◆ **Work task**
Examine the records below and count how many lines contain the string "Hanging". Give only the number.

◆ **Data shown**

-- Opening Marker --

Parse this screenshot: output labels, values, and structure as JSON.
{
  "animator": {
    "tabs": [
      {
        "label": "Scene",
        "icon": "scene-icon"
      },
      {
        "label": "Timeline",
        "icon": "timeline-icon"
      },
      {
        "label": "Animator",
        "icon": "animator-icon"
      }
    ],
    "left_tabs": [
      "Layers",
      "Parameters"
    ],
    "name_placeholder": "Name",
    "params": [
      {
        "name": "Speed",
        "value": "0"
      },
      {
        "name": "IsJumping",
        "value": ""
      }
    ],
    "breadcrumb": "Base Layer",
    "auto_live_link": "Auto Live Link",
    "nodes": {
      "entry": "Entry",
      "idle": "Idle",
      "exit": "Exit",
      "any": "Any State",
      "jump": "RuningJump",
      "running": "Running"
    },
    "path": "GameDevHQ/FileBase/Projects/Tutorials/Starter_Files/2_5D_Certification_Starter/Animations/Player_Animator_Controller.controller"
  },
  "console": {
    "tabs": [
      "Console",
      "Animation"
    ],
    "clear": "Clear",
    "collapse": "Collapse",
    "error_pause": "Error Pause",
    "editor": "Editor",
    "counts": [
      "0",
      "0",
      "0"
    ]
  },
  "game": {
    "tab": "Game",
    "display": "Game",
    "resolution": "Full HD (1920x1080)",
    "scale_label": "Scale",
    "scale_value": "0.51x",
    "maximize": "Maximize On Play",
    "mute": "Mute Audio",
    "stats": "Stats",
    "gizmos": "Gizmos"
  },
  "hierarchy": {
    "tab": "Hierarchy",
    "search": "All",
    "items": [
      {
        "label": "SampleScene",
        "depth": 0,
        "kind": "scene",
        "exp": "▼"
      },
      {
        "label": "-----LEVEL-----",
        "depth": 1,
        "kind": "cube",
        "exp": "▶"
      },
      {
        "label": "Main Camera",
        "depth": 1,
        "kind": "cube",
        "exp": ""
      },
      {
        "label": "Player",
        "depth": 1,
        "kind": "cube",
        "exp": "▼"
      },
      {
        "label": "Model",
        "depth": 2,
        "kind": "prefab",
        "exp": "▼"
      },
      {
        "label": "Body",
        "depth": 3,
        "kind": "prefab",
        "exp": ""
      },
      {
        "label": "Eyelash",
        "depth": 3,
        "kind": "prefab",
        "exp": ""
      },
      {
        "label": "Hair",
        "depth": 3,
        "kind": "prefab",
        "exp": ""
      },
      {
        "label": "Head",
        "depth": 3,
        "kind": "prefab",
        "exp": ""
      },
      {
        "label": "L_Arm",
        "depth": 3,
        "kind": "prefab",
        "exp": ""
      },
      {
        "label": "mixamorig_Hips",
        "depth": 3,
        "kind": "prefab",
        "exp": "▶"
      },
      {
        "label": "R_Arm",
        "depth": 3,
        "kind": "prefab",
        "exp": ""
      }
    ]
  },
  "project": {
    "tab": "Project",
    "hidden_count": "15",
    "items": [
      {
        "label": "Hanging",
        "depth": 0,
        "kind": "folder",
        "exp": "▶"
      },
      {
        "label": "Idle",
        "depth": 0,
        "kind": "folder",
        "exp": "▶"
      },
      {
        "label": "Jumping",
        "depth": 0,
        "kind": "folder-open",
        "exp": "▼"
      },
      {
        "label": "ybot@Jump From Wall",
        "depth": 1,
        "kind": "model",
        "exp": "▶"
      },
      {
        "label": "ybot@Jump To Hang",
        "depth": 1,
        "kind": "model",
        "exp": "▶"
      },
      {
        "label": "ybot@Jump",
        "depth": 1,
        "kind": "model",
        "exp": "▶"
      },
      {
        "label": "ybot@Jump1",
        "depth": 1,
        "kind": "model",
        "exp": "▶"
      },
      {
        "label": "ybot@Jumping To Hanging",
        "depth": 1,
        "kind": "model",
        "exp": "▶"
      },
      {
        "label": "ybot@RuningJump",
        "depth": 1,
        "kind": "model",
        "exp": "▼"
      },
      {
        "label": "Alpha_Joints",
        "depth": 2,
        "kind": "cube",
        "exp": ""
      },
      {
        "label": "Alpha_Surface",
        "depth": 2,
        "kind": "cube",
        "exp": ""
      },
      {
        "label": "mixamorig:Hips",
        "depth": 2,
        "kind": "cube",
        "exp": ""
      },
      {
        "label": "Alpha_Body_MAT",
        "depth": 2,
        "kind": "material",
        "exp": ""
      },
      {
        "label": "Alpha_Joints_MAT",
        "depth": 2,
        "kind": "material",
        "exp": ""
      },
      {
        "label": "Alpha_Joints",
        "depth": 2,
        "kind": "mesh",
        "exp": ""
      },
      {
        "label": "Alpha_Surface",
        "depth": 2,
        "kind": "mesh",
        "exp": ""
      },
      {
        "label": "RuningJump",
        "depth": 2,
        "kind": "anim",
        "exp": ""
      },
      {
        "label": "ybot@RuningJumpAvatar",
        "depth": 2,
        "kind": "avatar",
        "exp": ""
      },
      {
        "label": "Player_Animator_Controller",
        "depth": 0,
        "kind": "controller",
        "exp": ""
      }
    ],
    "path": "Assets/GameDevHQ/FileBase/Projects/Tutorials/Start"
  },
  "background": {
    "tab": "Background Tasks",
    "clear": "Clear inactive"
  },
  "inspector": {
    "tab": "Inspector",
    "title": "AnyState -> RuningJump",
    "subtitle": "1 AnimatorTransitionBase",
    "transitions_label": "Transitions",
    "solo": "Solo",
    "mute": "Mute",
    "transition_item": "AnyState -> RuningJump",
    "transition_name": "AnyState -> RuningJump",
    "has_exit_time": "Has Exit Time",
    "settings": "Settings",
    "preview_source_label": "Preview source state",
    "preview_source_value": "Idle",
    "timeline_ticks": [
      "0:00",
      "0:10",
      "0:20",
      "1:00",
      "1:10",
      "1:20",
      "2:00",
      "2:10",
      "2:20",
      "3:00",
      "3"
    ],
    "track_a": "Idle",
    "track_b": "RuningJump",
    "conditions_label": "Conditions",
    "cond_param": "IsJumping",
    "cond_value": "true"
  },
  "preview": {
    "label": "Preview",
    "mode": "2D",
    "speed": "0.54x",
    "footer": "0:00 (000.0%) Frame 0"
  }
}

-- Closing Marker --

◆ **Expected answer**
2